What the exercise asks> Copy each line below that includes "content".

Dataset rows for apps and sites>
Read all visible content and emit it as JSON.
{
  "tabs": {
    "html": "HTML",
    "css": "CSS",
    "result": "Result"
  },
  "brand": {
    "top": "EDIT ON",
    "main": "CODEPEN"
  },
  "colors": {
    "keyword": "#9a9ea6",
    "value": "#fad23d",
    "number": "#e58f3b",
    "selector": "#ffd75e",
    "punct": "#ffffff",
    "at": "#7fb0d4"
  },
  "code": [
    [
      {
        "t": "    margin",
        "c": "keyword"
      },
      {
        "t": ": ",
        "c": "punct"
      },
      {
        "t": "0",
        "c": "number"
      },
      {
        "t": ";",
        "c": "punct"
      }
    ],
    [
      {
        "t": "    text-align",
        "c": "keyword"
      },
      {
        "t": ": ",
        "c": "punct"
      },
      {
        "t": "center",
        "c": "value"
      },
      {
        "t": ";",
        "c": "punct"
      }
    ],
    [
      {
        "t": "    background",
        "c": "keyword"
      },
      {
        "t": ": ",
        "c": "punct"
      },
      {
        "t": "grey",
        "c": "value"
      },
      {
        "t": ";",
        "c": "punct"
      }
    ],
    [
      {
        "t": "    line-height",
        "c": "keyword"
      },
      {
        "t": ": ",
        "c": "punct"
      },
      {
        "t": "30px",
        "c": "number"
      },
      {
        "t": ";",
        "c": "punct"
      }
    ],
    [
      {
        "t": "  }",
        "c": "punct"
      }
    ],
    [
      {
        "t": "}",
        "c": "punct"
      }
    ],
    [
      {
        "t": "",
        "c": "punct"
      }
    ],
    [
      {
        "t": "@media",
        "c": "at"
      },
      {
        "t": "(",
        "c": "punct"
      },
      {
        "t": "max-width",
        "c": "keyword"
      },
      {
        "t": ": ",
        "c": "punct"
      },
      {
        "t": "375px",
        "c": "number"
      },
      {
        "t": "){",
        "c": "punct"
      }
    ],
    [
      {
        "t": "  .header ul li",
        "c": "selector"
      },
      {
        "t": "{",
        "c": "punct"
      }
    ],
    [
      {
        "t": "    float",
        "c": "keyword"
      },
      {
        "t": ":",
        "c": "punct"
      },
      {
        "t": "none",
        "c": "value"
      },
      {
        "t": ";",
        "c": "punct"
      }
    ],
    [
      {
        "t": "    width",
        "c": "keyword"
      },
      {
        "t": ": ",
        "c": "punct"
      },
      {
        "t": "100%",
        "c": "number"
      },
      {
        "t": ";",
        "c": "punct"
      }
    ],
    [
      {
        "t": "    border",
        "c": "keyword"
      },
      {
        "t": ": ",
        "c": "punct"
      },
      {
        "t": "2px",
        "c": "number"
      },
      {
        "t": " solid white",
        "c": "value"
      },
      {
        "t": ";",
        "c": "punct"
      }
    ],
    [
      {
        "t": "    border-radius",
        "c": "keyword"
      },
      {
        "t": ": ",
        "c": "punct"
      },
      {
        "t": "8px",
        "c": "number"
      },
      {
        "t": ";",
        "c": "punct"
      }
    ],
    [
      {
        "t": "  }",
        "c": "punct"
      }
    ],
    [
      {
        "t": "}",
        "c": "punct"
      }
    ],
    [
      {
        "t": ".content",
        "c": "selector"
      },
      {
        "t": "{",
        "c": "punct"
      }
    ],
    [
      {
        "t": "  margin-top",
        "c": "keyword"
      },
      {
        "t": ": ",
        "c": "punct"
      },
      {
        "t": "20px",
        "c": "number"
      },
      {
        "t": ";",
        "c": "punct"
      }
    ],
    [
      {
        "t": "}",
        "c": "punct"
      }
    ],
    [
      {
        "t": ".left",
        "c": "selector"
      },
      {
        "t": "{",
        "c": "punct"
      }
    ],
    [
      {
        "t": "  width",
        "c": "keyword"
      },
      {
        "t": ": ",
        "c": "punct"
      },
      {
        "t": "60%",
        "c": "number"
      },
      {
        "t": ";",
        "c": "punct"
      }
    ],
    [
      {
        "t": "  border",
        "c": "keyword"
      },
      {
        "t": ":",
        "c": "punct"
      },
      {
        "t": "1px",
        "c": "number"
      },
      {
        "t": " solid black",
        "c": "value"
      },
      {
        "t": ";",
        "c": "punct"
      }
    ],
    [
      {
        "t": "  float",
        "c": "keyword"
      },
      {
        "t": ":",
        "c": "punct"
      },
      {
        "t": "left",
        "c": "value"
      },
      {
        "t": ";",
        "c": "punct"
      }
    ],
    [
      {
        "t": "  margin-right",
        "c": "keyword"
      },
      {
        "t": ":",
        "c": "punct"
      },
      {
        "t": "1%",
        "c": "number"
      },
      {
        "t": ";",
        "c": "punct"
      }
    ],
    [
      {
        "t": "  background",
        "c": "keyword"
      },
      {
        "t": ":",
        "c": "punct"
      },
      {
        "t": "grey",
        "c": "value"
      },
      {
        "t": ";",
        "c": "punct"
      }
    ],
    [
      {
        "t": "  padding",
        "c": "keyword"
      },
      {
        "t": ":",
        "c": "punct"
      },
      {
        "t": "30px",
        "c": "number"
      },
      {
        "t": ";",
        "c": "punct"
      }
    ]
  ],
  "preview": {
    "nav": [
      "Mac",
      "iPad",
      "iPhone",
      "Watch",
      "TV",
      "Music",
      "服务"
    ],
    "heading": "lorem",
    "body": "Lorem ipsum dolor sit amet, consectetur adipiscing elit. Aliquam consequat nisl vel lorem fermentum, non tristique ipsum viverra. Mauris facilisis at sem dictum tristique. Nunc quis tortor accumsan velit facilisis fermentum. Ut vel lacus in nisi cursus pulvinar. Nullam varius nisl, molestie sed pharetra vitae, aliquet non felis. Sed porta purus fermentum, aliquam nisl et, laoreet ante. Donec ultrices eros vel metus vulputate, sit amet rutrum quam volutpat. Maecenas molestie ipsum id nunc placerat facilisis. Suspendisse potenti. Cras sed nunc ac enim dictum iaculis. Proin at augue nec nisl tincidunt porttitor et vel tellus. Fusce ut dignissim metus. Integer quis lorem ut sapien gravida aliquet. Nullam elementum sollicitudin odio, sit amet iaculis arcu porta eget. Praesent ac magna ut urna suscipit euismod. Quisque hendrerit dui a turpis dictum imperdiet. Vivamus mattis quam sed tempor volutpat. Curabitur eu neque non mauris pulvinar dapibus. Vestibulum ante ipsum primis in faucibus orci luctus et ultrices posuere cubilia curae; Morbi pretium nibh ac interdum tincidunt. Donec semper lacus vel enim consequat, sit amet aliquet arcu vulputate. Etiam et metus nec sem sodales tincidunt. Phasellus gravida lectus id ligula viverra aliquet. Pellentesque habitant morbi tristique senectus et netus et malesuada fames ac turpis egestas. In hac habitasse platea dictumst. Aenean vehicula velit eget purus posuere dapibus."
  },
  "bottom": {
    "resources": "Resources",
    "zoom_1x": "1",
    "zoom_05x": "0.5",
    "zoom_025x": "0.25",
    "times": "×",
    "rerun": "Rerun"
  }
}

Solution to the exercise>
Read all visible content and emit it as JSON.
        "t": ".content",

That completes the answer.